If you’ve never done it before, the hunting dog training process will probably teach you more about yourself that it will about your dog. You’ll learn about the dog’s temperament and attention span just as you will discover your own threshold for patience. Your approach to hunting dog training should begin with realistic goals; What do you expect out of your dog? How much time are you willing to devote? What do you already know about training and what advice should you try to get from someone with more experience?
Hunting Dog Starting Points
Almost every dog trainer agrees that the “come,” “heel” and “whoa” commands commands are among the most important. “Whoa” basically means “Stay here until I tell you to move.” It’s important for a dog to hold tight for a number of reasons, but especially for safety. You don’t want an unleashed dog running out in traffic, nor do you want him breaking just as you raise your gun to fire at a flushed bird.
Puppies of just about any breed can be expected to be pretty frisky and not want to give you their undivided attention for very long, so plan on spending no more than fifteen minutes for early training sessions, but shoot for 2-3 per day, rather than just one to ensure the experiences remain fresh in a pup’s mind.
During training periods, as well as anytime a command is directed toward the dog, the trainer should be deliberate and firm, showing he or she is in control of the situation. Remain positive throughout the session and avoid scolding to ensure the puppy will look forward to obeying you each time.
Remember that you shouldn’t expect much out of a pup during his first year. Even if he has demonstrated obedience with the “come,” “heel” and “whoa” commands, he’ll still need experience afield to get used to real hunting situations. The good news is that dogs bred for pheasant hunting have amazing natural instincts to track down and point at birds — and you won’t have to teach a good dog much beyond obedience, once his instincts come alive. If you hunt 10-20 days each year, it’s possible for your hunting dog to reach maximum potential by the middle of his second season.
Backyard Drills for Pheasant Hunting
One of the easiest and best drills you can do to reinforce the “whoa” command is to simply throw a dummy into tall weeds or brush while the dog is holding tight. While he’s expecting to hear his release command at any moment (usually the dog’s name) try calling out other names to make sure you’re dog doesn’t break. You can even run toward the dummy yourself to makes sure he doesn’t follow you.
Pheasant hunting dogs that perform the best usually cover ground in an efficient, orderly manner. Here’s a great tip for
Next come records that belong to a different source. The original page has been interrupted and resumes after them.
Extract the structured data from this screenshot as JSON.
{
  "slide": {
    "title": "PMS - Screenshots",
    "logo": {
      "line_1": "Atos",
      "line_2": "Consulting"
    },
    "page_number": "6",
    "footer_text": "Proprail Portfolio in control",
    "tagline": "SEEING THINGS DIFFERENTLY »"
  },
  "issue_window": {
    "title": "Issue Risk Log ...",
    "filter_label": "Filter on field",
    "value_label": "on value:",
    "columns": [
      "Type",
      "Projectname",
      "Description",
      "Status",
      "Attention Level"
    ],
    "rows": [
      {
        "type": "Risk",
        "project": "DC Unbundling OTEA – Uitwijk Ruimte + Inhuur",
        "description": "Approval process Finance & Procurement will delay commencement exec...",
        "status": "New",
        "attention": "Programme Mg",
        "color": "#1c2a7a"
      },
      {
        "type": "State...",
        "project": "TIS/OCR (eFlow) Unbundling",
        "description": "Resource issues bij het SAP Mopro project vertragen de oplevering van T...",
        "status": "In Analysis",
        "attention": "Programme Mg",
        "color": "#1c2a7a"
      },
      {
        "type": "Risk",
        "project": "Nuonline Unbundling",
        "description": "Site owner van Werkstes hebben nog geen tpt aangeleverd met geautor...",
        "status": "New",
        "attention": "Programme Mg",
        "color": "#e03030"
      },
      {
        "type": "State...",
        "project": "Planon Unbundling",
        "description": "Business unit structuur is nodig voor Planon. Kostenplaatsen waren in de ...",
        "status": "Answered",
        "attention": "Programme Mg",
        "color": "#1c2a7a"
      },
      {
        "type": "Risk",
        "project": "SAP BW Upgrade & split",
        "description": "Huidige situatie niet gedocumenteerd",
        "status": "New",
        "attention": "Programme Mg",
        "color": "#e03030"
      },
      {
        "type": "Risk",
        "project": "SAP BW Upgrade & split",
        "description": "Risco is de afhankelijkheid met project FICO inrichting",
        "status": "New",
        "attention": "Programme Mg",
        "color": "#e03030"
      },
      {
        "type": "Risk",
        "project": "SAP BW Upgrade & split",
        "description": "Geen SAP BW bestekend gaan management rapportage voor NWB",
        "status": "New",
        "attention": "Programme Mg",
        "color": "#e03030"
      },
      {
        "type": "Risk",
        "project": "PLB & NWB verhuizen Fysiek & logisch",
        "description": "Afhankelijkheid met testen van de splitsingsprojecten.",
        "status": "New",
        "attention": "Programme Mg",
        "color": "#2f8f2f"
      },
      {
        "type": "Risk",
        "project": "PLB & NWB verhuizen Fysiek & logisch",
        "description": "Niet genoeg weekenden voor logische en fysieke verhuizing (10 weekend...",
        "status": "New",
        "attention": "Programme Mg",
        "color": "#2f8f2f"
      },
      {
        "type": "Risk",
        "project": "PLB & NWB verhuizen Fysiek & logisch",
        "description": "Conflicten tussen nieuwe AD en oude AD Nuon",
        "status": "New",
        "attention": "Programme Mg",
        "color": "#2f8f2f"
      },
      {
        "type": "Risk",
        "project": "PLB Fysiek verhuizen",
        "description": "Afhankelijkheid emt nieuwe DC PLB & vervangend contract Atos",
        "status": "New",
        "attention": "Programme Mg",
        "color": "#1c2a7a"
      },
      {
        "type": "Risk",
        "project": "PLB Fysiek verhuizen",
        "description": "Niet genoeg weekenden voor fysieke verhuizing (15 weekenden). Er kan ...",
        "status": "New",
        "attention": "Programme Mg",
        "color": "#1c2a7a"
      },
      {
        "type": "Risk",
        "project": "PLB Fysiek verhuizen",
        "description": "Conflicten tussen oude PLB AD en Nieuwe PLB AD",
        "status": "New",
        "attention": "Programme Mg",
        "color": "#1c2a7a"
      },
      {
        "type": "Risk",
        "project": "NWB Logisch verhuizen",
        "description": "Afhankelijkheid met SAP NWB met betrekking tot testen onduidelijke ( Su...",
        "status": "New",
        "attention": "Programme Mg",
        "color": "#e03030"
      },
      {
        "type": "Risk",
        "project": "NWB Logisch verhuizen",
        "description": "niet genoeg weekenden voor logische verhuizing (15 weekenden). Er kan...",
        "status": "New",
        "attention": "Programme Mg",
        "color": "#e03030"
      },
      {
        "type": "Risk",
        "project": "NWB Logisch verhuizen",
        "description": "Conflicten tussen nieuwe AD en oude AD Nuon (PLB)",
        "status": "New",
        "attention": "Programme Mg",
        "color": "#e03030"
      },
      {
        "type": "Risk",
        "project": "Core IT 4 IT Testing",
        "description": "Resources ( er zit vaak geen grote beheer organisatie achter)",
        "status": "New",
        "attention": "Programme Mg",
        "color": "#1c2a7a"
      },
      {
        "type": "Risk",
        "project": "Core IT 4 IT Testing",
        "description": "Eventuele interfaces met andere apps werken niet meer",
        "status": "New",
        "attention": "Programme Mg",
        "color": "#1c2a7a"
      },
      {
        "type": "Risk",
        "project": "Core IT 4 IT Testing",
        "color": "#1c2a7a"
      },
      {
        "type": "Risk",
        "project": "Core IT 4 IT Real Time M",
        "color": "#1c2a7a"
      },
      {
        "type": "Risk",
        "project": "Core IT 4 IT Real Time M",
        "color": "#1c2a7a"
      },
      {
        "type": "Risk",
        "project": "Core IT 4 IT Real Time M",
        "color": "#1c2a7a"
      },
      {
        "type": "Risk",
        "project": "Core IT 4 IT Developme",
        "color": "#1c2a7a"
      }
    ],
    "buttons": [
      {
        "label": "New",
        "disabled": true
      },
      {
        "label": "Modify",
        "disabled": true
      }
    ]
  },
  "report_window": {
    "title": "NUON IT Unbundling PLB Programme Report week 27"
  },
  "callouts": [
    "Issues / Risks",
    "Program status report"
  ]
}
training your dog to anticipate which way you’ll turn as you walk through a field; First, attach a 25-foot check cord to the dog’s collar using a D-ring so you can walk on the left or right of the dog. In a field or other large space, walk about thirty feet straight ahead with the dog in front of you before making a 45-degree turn to the right and giving a quick tug on the check cord. Do the same thing turning left, alternating back and forth. The dog should figure out when and which way you’re going to turn, and after incorporating this drill into your daily routine for a week or so you’ll be able to take him off leash and start using a shock collar set on low, or a whistle.
The best general tip for hunting dog training can be summed up in one word: exposure. Make sure your dog is exposed to natural wilderness settings and birds as often as possible, even if he has to be taken to a pheasant farm. The more he smells and sees live birds, the more excited he will get to hunt them.